“He’s really great at creating… an atmosphere where personal and scientific ideas blossom,” says Atema’s former student Charles Derby, now a professor of biology at Georgia State University in Atlanta. “He’s a pretty incredible guy in the breadth of interest that he has, and how he’s weaved those [interests] together in all sorts of interesting ways. If the term ‘renaissance man’ might be applied to anybody these days, he’s a strong candidate.”
Atema’s bravura seeps into the graduate students who work in his lab. Take, for instance, Jayne Gardiner, who with no warning or hesitation, grabs a four-foot dogfish shark with both hands, wrests the writhing animal from a huge flow tank, carries the muscular eating machine across the room, and dumps it into an aquarium. A semi-circular abrasion on her arm shows where the teeth of one shark tried to sink home. Most of the animals aren’t big enough to cause serious damage to an arm, she explains, but the animals could easily sever an errant finger.

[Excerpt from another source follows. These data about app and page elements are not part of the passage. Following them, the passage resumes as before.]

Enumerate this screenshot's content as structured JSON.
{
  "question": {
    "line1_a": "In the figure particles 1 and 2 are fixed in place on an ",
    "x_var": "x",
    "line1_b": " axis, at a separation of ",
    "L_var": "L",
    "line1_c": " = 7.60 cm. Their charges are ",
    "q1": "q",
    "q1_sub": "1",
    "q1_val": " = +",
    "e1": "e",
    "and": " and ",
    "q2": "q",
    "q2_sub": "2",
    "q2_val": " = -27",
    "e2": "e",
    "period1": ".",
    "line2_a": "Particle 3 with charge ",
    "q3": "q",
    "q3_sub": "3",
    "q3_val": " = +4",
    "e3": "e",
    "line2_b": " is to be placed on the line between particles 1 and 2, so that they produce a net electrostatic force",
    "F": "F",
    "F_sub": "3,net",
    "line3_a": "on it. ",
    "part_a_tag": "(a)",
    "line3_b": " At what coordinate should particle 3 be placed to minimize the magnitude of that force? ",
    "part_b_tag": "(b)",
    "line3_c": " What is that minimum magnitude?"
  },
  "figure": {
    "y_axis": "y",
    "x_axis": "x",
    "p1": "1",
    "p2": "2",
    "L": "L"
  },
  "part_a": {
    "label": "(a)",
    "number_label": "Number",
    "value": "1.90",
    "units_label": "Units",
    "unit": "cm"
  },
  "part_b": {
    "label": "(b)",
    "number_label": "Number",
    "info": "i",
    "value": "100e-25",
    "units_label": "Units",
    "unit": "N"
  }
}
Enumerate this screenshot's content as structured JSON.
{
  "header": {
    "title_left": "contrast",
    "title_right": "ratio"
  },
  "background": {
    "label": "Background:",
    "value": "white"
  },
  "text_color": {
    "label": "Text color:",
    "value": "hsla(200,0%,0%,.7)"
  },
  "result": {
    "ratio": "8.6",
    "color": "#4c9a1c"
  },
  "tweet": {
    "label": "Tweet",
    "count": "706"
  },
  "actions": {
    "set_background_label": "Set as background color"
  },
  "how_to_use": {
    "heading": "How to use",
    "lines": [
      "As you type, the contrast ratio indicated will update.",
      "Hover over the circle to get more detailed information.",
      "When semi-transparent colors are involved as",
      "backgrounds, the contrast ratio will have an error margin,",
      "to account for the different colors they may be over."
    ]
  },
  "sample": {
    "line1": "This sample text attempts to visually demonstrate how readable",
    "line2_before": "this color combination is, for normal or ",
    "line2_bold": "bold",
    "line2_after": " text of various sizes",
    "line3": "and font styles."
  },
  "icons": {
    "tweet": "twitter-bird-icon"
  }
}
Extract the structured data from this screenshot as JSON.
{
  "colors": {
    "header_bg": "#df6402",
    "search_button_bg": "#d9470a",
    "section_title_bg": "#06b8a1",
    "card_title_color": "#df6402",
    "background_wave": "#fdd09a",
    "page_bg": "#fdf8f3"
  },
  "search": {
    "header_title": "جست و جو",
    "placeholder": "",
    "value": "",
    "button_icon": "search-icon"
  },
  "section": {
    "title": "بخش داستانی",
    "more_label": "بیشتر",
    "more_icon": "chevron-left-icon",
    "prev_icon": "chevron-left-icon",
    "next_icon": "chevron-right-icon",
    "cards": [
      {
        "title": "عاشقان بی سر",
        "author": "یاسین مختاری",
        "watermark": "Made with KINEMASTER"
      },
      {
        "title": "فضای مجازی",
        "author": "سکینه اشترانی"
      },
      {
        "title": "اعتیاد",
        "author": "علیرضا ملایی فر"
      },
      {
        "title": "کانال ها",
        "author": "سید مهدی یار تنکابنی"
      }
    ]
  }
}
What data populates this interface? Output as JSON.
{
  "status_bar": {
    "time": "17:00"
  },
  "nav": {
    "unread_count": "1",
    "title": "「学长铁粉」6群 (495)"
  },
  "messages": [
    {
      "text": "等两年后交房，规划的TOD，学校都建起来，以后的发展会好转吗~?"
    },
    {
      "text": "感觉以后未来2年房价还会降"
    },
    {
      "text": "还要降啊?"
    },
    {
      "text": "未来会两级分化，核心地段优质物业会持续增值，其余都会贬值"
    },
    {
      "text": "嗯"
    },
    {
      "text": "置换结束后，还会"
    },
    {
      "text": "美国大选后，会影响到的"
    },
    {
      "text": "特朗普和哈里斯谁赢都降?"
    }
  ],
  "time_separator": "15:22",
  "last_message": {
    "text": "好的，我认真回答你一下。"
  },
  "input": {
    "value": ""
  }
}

This seemingly antagonistic shark-human relationship could explain why so few critics question Atema’s shark experiments. While the research has prompted protests from bloggers who allude to remote controlled humans or horror films featuring maniacal cyborg sharks on a feeding frenzy, it hasn’t drawn much fire from animal rights activists. Atema explains that the public’s empathy for sharks ranks rather low when compared with chimps or dolphins. And, unlike chemical weapons and nuclear bombs, this collaboration between science and the military would, ostensibly, help protect US troops not kill enemy soldiers. “There is much more to be gained than lost with this approach,” he explains. “If there were a Manhattan Project, I would not participate.”
However, before the military sends these cartilaginous recruits into hostile waters, Atema must map the complex brain systems that motivate the animals. His experiments started by recording EEG signals from the sharks’ olfactory bulbs, parts of the brain that process odors, while sharks homed in on chum. He then turned those recordings into an electrical signal that he sends to a general region of the olfactory bulbs. The electrical signal stimulates the shark’s sense of smell, and the shark swims toward the imaginary odor. Atema can’t be sure exactly which neurons he’s stimulating, and therefore, he can’t always control the sharks’ direction reliably. Although his preliminary research shows promising results, Atema says the sharks only respond after some training. Some sharks don’t respond at all. The goal, he said, is to go out into the field, capture the shark, implant the device, and have it behave properly without any training whatsoever.
For the next stage of his research, Atema has developed miniature EEGs that he will attach to the sharks to record, in greater detail, how the olfactory bulbs function. He hopes to pinpoint exactly which circuits are firing when a shark detects an odor. “How complex a stimulation pattern do you need to make the animal believe it was natural?” he asks. Once he maps these circuits, Atema will target those cells with more precise electrodes to, in theory, get more reliable responses from the sharks. “It needs to be done in great, great detail,” he says. The engineering is hardcore. It’s not physics; the animal ultimately decides whether or not it will work. In my experiment, I am attempting management of chaos."
Check out the spy shark photo gallery